App and web page records
──────

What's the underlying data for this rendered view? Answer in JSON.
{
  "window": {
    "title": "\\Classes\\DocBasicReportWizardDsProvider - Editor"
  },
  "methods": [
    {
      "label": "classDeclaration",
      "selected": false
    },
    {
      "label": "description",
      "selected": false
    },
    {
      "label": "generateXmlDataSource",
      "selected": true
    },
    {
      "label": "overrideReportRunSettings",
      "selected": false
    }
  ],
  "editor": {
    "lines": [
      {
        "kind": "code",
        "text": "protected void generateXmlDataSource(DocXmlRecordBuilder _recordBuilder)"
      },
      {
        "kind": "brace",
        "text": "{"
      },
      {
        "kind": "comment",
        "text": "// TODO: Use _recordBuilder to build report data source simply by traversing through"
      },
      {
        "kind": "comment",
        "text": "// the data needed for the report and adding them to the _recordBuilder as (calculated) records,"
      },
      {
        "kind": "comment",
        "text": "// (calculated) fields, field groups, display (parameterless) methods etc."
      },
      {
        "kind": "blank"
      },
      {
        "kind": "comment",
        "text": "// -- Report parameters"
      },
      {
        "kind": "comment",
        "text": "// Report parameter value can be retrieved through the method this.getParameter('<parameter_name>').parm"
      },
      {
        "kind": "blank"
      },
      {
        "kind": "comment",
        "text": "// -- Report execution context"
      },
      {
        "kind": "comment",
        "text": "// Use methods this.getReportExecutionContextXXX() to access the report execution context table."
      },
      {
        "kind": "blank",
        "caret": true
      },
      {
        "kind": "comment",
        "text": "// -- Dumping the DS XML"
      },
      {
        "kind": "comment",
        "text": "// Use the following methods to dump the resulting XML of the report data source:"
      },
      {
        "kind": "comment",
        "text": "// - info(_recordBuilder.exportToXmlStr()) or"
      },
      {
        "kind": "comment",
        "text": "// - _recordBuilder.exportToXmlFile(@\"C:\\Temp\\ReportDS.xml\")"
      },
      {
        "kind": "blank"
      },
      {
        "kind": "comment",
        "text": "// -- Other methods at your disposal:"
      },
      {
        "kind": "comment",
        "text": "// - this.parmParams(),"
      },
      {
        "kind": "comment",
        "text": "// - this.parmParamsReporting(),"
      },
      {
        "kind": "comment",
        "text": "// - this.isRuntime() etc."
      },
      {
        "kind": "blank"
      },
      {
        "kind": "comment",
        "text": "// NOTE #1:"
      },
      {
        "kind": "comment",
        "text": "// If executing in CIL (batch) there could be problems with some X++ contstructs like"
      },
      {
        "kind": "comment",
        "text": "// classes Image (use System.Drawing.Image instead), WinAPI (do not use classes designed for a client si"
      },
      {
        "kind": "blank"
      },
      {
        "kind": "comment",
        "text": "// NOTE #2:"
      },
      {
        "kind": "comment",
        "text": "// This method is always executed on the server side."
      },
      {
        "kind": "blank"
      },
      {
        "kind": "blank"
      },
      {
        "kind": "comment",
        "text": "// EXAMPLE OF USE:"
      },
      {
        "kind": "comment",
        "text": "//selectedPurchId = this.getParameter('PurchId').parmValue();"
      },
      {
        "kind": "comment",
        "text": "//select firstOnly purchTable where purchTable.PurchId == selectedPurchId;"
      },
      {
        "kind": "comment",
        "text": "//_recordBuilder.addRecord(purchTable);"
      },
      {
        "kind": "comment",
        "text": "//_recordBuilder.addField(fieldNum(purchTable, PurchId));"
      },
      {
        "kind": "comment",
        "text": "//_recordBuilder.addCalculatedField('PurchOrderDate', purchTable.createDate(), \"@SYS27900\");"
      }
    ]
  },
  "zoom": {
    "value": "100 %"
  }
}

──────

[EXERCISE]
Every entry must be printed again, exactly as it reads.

[TASK SOLUTION]
What's the underlying data for this rendered view? Answer in JSON.
{
  "window": {
    "title": "\\Classes\\DocBasicReportWizardDsProvider - Editor"
  },
  "methods": [
    {
      "label": "classDeclaration",
      "selected": false
    },
    {
      "label": "description",
      "selected": false
    },
    {
      "label": "generateXmlDataSource",
      "selected": true
    },
    {
      "label": "overrideReportRunSettings",
      "selected": false
    }
  ],
  "editor": {
    "lines": [
      {
        "kind": "code",
        "text": "protected void generateXmlDataSource(DocXmlRecordBuilder _recordBuilder)"
      },
      {
        "kind": "brace",
        "text": "{"
      },
      {
        "kind": "comment",
        "text": "// TODO: Use _recordBuilder to build report data source simply by traversing through"
      },
      {
        "kind": "comment",
        "text": "// the data needed for the report and adding them to the _recordBuilder as (calculated) records,"
      },
      {
        "kind": "comment",
        "text": "// (calculated) fields, field groups, display (parameterless) methods etc."
      },
      {
        "kind": "blank"
      },
      {
        "kind": "comment",
        "text": "// -- Report parameters"
      },
      {
        "kind": "comment",
        "text": "// Report parameter value can be retrieved through the method this.getParameter('<parameter_name>').parm"
      },
      {
        "kind": "blank"
      },
      {
        "kind": "comment",
        "text": "// -- Report execution context"
      },
      {
        "kind": "comment",
        "text": "// Use methods this.getReportExecutionContextXXX() to access the report execution context table."
      },
      {
        "kind": "blank",
        "caret": true
      },
      {
        "kind": "comment",
        "text": "// -- Dumping the DS XML"
      },
      {
        "kind": "comment",
        "text": "// Use the following methods to dump the resulting XML of the report data source:"
      },
      {
        "kind": "comment",
        "text": "// - info(_recordBuilder.exportToXmlStr()) or"
      },
      {
        "kind": "comment",
        "text": "// - _recordBuilder.exportToXmlFile(@\"C:\\Temp\\ReportDS.xml\")"
      },
      {
        "kind": "blank"
      },
      {
        "kind": "comment",
        "text": "// -- Other methods at your disposal:"
      },
      {
        "kind": "comment",
        "text": "// - this.parmParams(),"
      },
      {
        "kind": "comment",
        "text": "// - this.parmParamsReporting(),"
      },
      {
        "kind": "comment",
        "text": "// - this.isRuntime() etc."
      },
      {
        "kind": "blank"
      },
      {
        "kind": "comment",
        "text": "// NOTE #1:"
      },
      {
        "kind": "comment",
        "text": "// If executing in CIL (batch) there could be problems with some X++ contstructs like"
      },
      {
        "kind": "comment",
        "text": "// classes Image (use System.Drawing.Image instead), WinAPI (do not use classes designed for a client si"
      },
      {
        "kind": "blank"
      },
      {
        "kind": "comment",
        "text": "// NOTE #2:"
      },
      {
        "kind": "comment",
        "text": "// This method is always executed on the server side."
      },
      {
        "kind": "blank"
      },
      {
        "kind": "blank"
      },
      {
        "kind": "comment",
        "text": "// EXAMPLE OF USE:"
      },
      {
        "kind": "comment",
        "text": "//selectedPurchId = this.getParameter('PurchId').parmValue();"
      },
      {
        "kind": "comment",
        "text": "//select firstOnly purchTable where purchTable.PurchId == selectedPurchId;"
      },
      {
        "kind": "comment",
        "text": "//_recordBuilder.addRecord(purchTable);"
      },
      {
        "kind": "comment",
        "text": "//_recordBuilder.addField(fieldNum(purchTable, PurchId));"
      },
      {
        "kind": "comment",
        "text": "//_recordBuilder.addCalculatedField('PurchOrderDate', purchTable.createDate(), \"@SYS27900\");"
      }
    ]
  },
  "zoom": {
    "value": "100 %"
  }
}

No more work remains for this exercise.